KUVO Jazz is honored to be one of the distinguished stations selected by the prestigious Doris Duke Charitable Foundation.
Five Jazz stations will receive a combined $1.3 million in grants from the Doris Duke Charitable Foundation.
89.1 KMHD Portland, 88.5 KNKX Tacoma/Seattle, 89.3 KUVO Denver, 88.3 WBGO Newark/New York, and 90.1 WRTI Philadelphia will each receive grants of up to $275,000 over three years. The purpose of the grants will be to establish a Jazz Media Lab program to “provide these stations with a peer network, support system and contracted resource team for exploring and advancing strategies to diversify their listening bases, invest in new media platforms, engage with venues and community organizations, and establish meaningful relationships with jazz artists”.
The Doris Duke Charitable Foundation (DDCF) today announced the launch of the Jazz Media Lab, through which some of the country’s most dynamic and forward-thinking nonprofit jazz radio stations will receive more than $1.3 million to participate in a program aimed at bolstering their individual strength and collective resilience as essential players in the jazz ecosystem. KMHD (Oregon Public Broadcasting) in Portland, Ore., KNKX (Pacific Public Media) in Tacoma/Seattle, Wash., KUVO (Rocky Mountain Public Media) in Denver, Colo., WBGO (Newark Public Radio) in Newark, N.J. and WRTI (Temple University) in Philadelphia, Pa. will each receive grants of up to $275,000 over three years to support their involvement in the collective, and supply them with core support and innovation capital. The Jazz Media Lab program will also provide these stations with a peer network, support system and contracted resource team for exploring and advancing strategies to diversify their listening bases, invest in new media platforms, engage with venues and community organizations, and establish meaningful relationships with jazz artists.
“We’re thrilled to launch the Jazz Media Lab with this cohort of leaders in the field of jazz radio,” said Maurine Knighton, program director for the arts at DDCF. “Jazz radio plays an essential role in supporting the field of jazz, a vital art form with a rich history embedded in the fabric of this country and an exciting, evolving future. These stations have always been critical partners to artists and venues, and never has that been truer than today, as they’ve served as the central platform for connecting artists with audiences and for voicing issues affecting musicians and venues during the pandemic. As the largest national funder of jazz, we are dedicated to helping ensure the sustained vibrancy of jazz, one of very few contemporary art forms original to the U.S. This program is a pivotal piece of that greater commitment.”
Each of the stations participating in the Jazz Media Lab will receive general operating support grants of $225,000 over three years to enable their time commitment to the program and provide predictable income and stable operations during this period of economic instability.

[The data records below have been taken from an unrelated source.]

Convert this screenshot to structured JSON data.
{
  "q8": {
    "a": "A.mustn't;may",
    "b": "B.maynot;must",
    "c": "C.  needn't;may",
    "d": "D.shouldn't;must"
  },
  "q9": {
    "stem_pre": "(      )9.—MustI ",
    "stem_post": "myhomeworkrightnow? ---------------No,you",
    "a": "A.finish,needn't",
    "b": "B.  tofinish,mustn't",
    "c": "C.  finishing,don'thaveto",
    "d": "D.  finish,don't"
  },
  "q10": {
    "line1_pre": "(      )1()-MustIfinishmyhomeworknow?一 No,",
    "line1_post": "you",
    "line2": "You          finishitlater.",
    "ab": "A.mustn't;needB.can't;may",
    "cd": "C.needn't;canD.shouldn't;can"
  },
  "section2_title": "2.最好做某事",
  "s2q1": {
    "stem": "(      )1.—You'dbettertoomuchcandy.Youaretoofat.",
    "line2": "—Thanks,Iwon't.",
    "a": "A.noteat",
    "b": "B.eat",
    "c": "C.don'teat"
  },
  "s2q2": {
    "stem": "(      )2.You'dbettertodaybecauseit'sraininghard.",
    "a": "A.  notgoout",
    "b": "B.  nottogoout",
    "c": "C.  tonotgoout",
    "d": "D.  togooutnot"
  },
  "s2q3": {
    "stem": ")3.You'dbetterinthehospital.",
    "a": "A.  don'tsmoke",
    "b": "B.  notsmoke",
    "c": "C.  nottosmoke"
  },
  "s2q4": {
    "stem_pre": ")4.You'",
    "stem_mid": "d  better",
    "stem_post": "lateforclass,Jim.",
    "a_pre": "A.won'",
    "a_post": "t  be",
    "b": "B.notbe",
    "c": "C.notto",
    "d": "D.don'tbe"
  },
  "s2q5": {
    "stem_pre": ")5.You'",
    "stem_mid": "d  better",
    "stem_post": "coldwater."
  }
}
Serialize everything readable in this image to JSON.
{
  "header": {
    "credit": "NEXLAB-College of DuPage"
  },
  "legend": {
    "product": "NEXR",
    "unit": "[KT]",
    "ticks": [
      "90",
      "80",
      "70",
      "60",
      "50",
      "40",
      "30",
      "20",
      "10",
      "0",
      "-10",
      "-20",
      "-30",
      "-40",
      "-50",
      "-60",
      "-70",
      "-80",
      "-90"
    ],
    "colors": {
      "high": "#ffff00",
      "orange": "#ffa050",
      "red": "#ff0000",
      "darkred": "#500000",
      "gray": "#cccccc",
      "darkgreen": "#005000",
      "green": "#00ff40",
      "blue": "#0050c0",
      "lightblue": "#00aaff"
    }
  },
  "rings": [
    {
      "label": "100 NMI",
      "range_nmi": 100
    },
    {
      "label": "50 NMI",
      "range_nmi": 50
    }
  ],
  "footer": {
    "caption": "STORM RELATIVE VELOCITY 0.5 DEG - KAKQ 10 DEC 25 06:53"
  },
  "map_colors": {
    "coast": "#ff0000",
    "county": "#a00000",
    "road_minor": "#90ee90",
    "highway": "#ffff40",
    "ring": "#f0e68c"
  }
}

Additionally, in the program’s second year, each grantee will be eligible to receive a supplemental grant of up to $50,000 in innovation funds for a defined project. Structured as a pilot venture with measurable results and specific learnings, these projects will explore one or more of the program’s themes of engaging next-generation artists and audiences, maximizing the use of new media platforms and increasing revenues.
Jazz stations offer a rich array of in-studio sessions, community engagement events, jazz calendars, on-air interviews, and partnerships with high schools and jazz educators that tie together diverse players and provide a centering force for local jazz. With that recognition, the Jazz Media Lab program will provide this cohort of jazz radio stations with the capital and collaboration required to build on these tools to reach new audiences – particularly younger listeners – and help jazz thrive into the future. In addition to funding support, each of the stations will receive access to resources that will strengthen their organizational and financial capacity. Among these resources are monthly virtual professional development sessions; executive coaching; learning and evaluation tools; coordination with national service organizations that can provide additional technical and research support; individual station financial and audience assessments; support for stations’ diversity, equity and inclusion efforts; connections with artists and industry leaders; and access to audience development resources and expertise. By designing a program grounded in cohort learning and collaboration, DDCF hopes the Jazz Media Lab will deepen the peer network relationships of mutual support among jazz stations that endure beyond DDCF funding.